But they hadn’t given up on themselves. These women were ready to take a different path. And Pathways to Independence was there to guide them.
Therapy. Mentorship. Education. Support. These are the bywords of this ground-breaking organization founded and led by Dave Bishop—a man who first had to conquer his own internal demons.
The butterfly symbology is derived from the famous parable The Story of the Butterfly about utilizing life’s struggles to emerge a stronger person. Butterfly Tears chronicles the stories of nine young women who faced that struggle head-on and, with the help of Pathways, emerged victorious.
These women’s incredible journeys from darkness into light will elicit both tears of sorrow and tears of joy.
Pathways’ motto is to focus on what’s right in the world: Caring people. Pathways’ all-volunteer network of therapists, doctors, mentors, and even mechanics provides the support these girls have never experienced—and allows them to flourish.
Hope. Freedom. Success. Independence. These are the gifts of Pathways.
And there is more...Here is an interview with Co-Editors Will Drouin and Jennifer Thomas
Jennifer, to create the book, you interviewed many the girls personally. How emotional was that?
A lot of tears were shed in the creation of this book. It was such an honor to meet with these women, and as their stories flowed, so did the waterworks. Actually, I think I got more upset than they did at times. Because they have lived their stories and they have done a lot of emotional healing through the Pathways program. An amazing amount. For them to even be able to talk about some of the horrors they suffered was astounding. And for me to learn of what occurred was devastating. Sometimes almost incomprehensible.
Editing the book was intense as well. I could only work on the stories for a certain period of time each day before the emotions became overwhelming. I cried a lot during that part too.
Did the book achieve its goals?
Jennifer: I like to think so! We are spreading awareness of Pathways. But more than that, so many women have told me how comforting it's been to read the stories and realize that they are not alone in their own trauma they have suffered. And how inspiring it was to learn that healing is possible. For me, the ultimate goal is to help and heal as many women as possible, both in and out of Pathways.

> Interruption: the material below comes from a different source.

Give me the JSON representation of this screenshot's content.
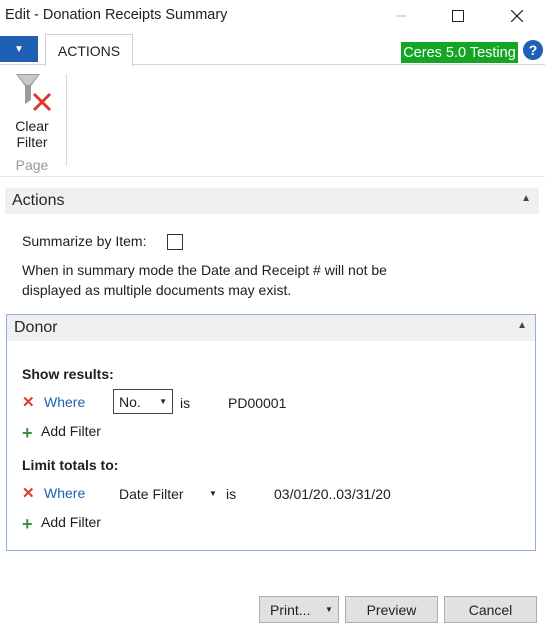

Wil: I am so, so proud of the book. I’m a perfectionist and I feel it came out as perfect as it can me. And personally, my own mission was accomplished. I wanted to make a last difference, and I feel this book’s impact has put me on my way to fulfilling my legacy.